= Beginning of Section =

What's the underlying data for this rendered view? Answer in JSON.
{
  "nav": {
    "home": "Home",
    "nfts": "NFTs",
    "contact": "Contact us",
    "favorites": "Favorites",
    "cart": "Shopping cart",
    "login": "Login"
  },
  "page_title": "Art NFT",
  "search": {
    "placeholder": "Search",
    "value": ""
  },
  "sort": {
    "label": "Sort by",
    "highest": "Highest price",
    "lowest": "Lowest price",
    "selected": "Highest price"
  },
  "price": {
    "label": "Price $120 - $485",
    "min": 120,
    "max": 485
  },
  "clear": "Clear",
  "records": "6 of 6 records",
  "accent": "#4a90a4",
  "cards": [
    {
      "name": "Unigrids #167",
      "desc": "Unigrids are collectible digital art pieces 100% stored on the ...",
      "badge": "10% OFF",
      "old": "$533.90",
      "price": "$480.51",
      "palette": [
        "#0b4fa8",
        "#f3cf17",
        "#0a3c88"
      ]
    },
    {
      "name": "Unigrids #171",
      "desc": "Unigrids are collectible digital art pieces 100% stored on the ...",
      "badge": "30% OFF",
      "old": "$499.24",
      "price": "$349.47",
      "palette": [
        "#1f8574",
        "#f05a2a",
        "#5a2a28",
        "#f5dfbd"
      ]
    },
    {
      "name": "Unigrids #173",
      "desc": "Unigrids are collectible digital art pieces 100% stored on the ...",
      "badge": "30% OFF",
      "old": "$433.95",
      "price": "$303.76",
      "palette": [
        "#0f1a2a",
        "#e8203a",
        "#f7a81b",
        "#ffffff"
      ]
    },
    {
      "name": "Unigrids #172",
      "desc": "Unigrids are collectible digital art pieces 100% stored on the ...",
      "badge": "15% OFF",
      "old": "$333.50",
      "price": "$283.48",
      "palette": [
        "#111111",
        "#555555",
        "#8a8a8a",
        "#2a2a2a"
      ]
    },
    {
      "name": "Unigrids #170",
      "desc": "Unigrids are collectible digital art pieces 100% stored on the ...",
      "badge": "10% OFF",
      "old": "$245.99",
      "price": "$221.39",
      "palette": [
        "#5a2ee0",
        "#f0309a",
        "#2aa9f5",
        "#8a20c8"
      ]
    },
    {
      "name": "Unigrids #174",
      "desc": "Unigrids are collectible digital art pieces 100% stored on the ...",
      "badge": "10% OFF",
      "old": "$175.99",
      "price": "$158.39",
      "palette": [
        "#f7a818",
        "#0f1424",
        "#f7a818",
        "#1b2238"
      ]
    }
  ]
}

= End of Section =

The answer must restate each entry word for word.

▶ Output for this exercise:
What's the underlying data for this rendered view? Answer in JSON.
{
  "nav": {
    "home": "Home",
    "nfts": "NFTs",
    "contact": "Contact us",
    "favorites": "Favorites",
    "cart": "Shopping cart",
    "login": "Login"
  },
  "page_title": "Art NFT",
  "search": {
    "placeholder": "Search",
    "value": ""
  },
  "sort": {
    "label": "Sort by",
    "highest": "Highest price",
    "lowest": "Lowest price",
    "selected": "Highest price"
  },
  "price": {
    "label": "Price $120 - $485",
    "min": 120,
    "max": 485
  },
  "clear": "Clear",
  "records": "6 of 6 records",
  "accent": "#4a90a4",
  "cards": [
    {
      "name": "Unigrids #167",
      "desc": "Unigrids are collectible digital art pieces 100% stored on the ...",
      "badge": "10% OFF",
      "old": "$533.90",
      "price": "$480.51",
      "palette": [
        "#0b4fa8",
        "#f3cf17",
        "#0a3c88"
      ]
    },
    {
      "name": "Unigrids #171",
      "desc": "Unigrids are collectible digital art pieces 100% stored on the ...",
      "badge": "30% OFF",
      "old": "$499.24",
      "price": "$349.47",
      "palette": [
        "#1f8574",
        "#f05a2a",
        "#5a2a28",
        "#f5dfbd"
      ]
    },
    {
      "name": "Unigrids #173",
      "desc": "Unigrids are collectible digital art pieces 100% stored on the ...",
      "badge": "30% OFF",
      "old": "$433.95",
      "price": "$303.76",
      "palette": [
        "#0f1a2a",
        "#e8203a",
        "#f7a81b",
        "#ffffff"
      ]
    },
    {
      "name": "Unigrids #172",
      "desc": "Unigrids are collectible digital art pieces 100% stored on the ...",
      "badge": "15% OFF",
      "old": "$333.50",
      "price": "$283.48",
      "palette": [
        "#111111",
        "#555555",
        "#8a8a8a",
        "#2a2a2a"
      ]
    },
    {
      "name": "Unigrids #170",
      "desc": "Unigrids are collectible digital art pieces 100% stored on the ...",
      "badge": "10% OFF",
      "old": "$245.99",
      "price": "$221.39",
      "palette": [
        "#5a2ee0",
        "#f0309a",
        "#2aa9f5",
        "#8a20c8"
      ]
    },
    {
      "name": "Unigrids #174",
      "desc": "Unigrids are collectible digital art pieces 100% stored on the ...",
      "badge": "10% OFF",
      "old": "$175.99",
      "price": "$158.39",
      "palette": [
        "#f7a818",
        "#0f1424",
        "#f7a818",
        "#1b2238"
      ]
    }
  ]
}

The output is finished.